During legislative sessions across the Southeast, activist groups and organizations made repeated calls for an absolute mandate to remove coal ash from storage ponds.
In Georgia, for example, high-profile protests and rallies were held at the Capitol Building that garnered significant media attention, raising concerns about how coal ash, – byproduct of coal-fired power generation, could affect their drinking water.
Residents are right to be concerned, but they need facts and the truth about coal ash, which they unfortunately aren’t getting from activists who prefer fear-mongering over transparency.
Activists who want to force Georgians and other states into the most expensive option, possibly costing billions of dollars, are making claims of water-quality problems and say they have testing to prove it. Yet they refuse to release their test results or submit them to a third party for validation.
Why avoid science and transparency? That’s how pressure groups act when they want things done their way without scrutiny.
In this case, they want to force an expensive, arbitrary and potentially risky plan to dig up the coal ash ponds and haul the contents off to landfills elsewhere, which then has to be allowed into someone else’s community. Even worse, these demands run counter to the human health protections and strict environmental regulations the Obama Administration enacted just five years ago.
In 2015, the U.S. Environmental Protection Agency (EPA) set up national rules to monitor and clean up coal ash ponds if necessary. Notably, the EPA also ruled that coal ash is non-hazardous as it can be safely and beneficially reused in numerous construction and road projects.
The Obama-era EPA took into account extensive peer-reviewed scientific studies and decided on a range of safe, viable options for dealing with ash ponds: close in place, beneficial ash usage, and close by removal and disposal into landfills.
But the EPA’s state counterpart, the Georgia Environmental Protection Division (EPD) demonstrated leadership by making the rules even more stringent. Georgia, in fact, is a national leader, having become only the second state in the nation to have its plan approved by EPA, just a few months ago.
Closure in place means the ponds are cleaned up and sealed with an impermeable top layer to keep ash from spreading, and companies are obligated to monitor water over the long term. The removal option requires the total excavation of the ash, which is then trucked off to a new location – a process that can take decades. It also overlooks the economic potential of beneficially reusing or recycling the ash and removing it from the environment.
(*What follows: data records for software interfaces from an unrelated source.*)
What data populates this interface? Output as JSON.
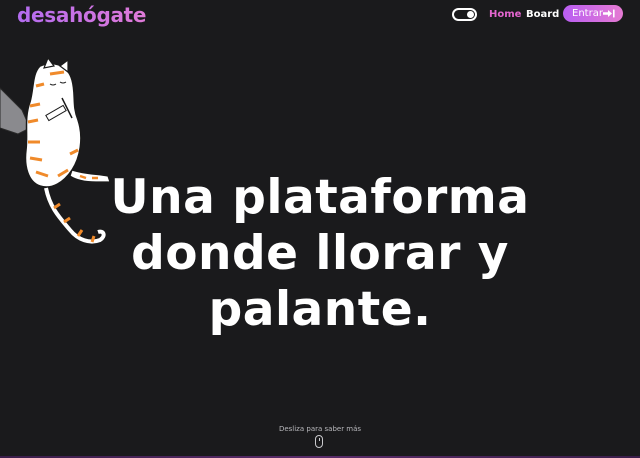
{
  "nav": {
    "logo": "desahógate",
    "theme_toggle_icon": "theme-toggle-icon",
    "home_label": "Home",
    "board_label": "Board",
    "enter_label": "Entrar",
    "enter_icon": "sign-in-icon"
  },
  "hero": {
    "illustration": "cat-illustration",
    "headline_line1": "Una plataforma",
    "headline_line2": "donde llorar y",
    "headline_line3": "palante."
  },
  "footer": {
    "scroll_hint": "Desliza para saber más",
    "scroll_icon": "mouse-scroll-icon"
  },
  "colors": {
    "background": "#1a1a1c",
    "accent": "#e466cf",
    "gradient_start": "#b95ef2",
    "gradient_end": "#e57ad2"
  }
}
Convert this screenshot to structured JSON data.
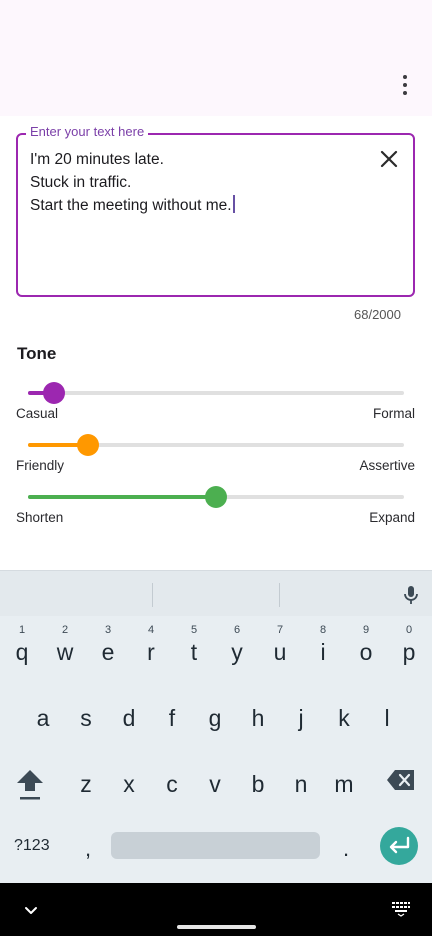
{
  "app": {
    "menu_icon": "more-vert-icon"
  },
  "editor": {
    "label": "Enter your text here",
    "lines": [
      "I'm 20 minutes late.",
      "Stuck in traffic.",
      "Start the meeting without me."
    ],
    "counter": "68/2000",
    "clear_icon": "close-icon"
  },
  "tone": {
    "title": "Tone",
    "sliders": [
      {
        "left_label": "Casual",
        "right_label": "Formal",
        "value": 0.07,
        "color": "#9c27b0"
      },
      {
        "left_label": "Friendly",
        "right_label": "Assertive",
        "value": 0.16,
        "color": "#ff9800"
      },
      {
        "left_label": "Shorten",
        "right_label": "Expand",
        "value": 0.5,
        "color": "#4caf50"
      }
    ]
  },
  "keyboard": {
    "row1": [
      "q",
      "w",
      "e",
      "r",
      "t",
      "y",
      "u",
      "i",
      "o",
      "p"
    ],
    "row1_hints": [
      "1",
      "2",
      "3",
      "4",
      "5",
      "6",
      "7",
      "8",
      "9",
      "0"
    ],
    "row2": [
      "a",
      "s",
      "d",
      "f",
      "g",
      "h",
      "j",
      "k",
      "l"
    ],
    "row3": [
      "z",
      "x",
      "c",
      "v",
      "b",
      "n",
      "m"
    ],
    "symbols_label": "?123",
    "comma": ",",
    "period": ".",
    "enter_color": "#34a89c",
    "icons": [
      "mic-icon",
      "shift-icon",
      "backspace-icon",
      "enter-icon"
    ]
  },
  "navbar": {
    "icons": [
      "chevron-down-icon",
      "keyboard-icon"
    ]
  }
}
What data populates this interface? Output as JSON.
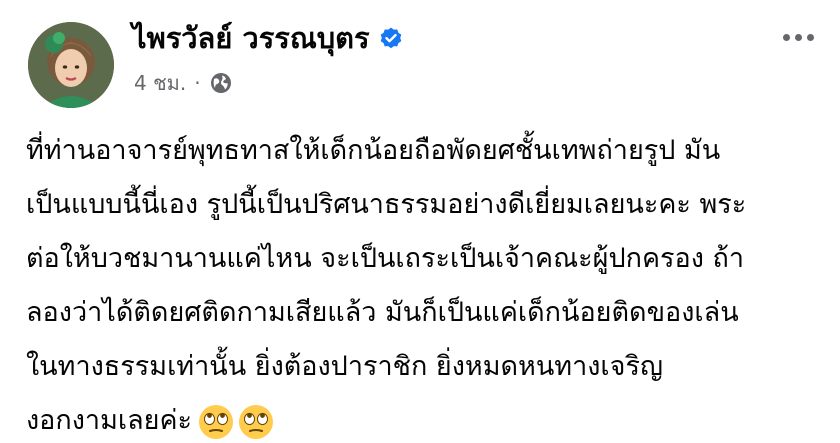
{
  "post": {
    "author": {
      "name": "ไพรวัลย์ วรรณบุตร",
      "verified": true,
      "avatar_icon": "profile-photo"
    },
    "meta": {
      "timestamp": "4 ชม.",
      "separator": "·",
      "audience_icon": "globe-icon"
    },
    "menu_icon": "more-options-icon",
    "body_lines": [
      "ที่ท่านอาจารย์พุทธทาสให้เด็กน้อยถือพัดยศชั้นเทพถ่ายรูป มัน",
      "เป็นแบบนี้นี่เอง รูปนี้เป็นปริศนาธรรมอย่างดีเยี่ยมเลยนะคะ พระ",
      "ต่อให้บวชมานานแค่ไหน จะเป็นเถระเป็นเจ้าคณะผู้ปกครอง ถ้า",
      "ลองว่าได้ติดยศติดกามเสียแล้ว มันก็เป็นแค่เด็กน้อยติดของเล่น",
      "ในทางธรรมเท่านั้น ยิ่งต้องปาราชิก ยิ่งหมดหนทางเจริญ",
      "งอกงามเลยค่ะ"
    ],
    "emojis": [
      "face-with-rolling-eyes",
      "face-with-rolling-eyes"
    ]
  },
  "colors": {
    "text_primary": "#050505",
    "text_secondary": "#65676b",
    "verified_blue": "#1877f2"
  }
}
Further, it runs the risk of a road accident en route, not to mention the near-endless nuisance of substantial truck traffic.
Not only that, there are only six landfills in Georgia that can legally take coal ash, so other communities will have to be found who are willing and able to take it – no easy task.
Georgia Power examined the specific conditions at its ponds, and chose the close in place method. Its ponds are well away from water bodies and have no signs of groundwater contamination at the facility’s property boundary. The utility is spending tens of millions of dollars now to remove water, partially excavate and cap a number of their coal ash ponds to comply with the stringent state and federal rules.
One rule worth calling attention to is the Georgia EPD’s requirement that utilities submit a groundwater monitoring plan for approval, supply monthly data, and make the results publicly available for all to see.
Georgia Power is going one step further than that, by having a third-party, independent engineering firm oversee the site, as well as independent well drilling, sampling and analysis.
Compare that transparency to those of activists who say these enhanced safeguards aren’t enough. Their demands have a cost they’d rather you didn’t know about – a costlier excavation mandate means a costlier electricity price.
That’s what’s happening in North Carolina. The state is requiring one utility to excavate and relocate its coal ash, adding an estimated $4-5 billion to a project that already costs $5.6 billion. Never mind that removing the material could take up to 30 years, while faster and safer options are available. They are also struggling to find communities that will willingly accept all that ash.
Each coal ash pond is different and so is the remedy to fix it – that’s why we can’t have a one-size-fits-all approach to a complex issue.
We all want and need clean water, and the citizens of Georgia deserve facts and transparency before they are forced into a costly, ill-advised mandate that will drive up electricity costs for families, seniors, and those struggling to make ends meet.
Authored by CEA-Georgia Director Michael Reilly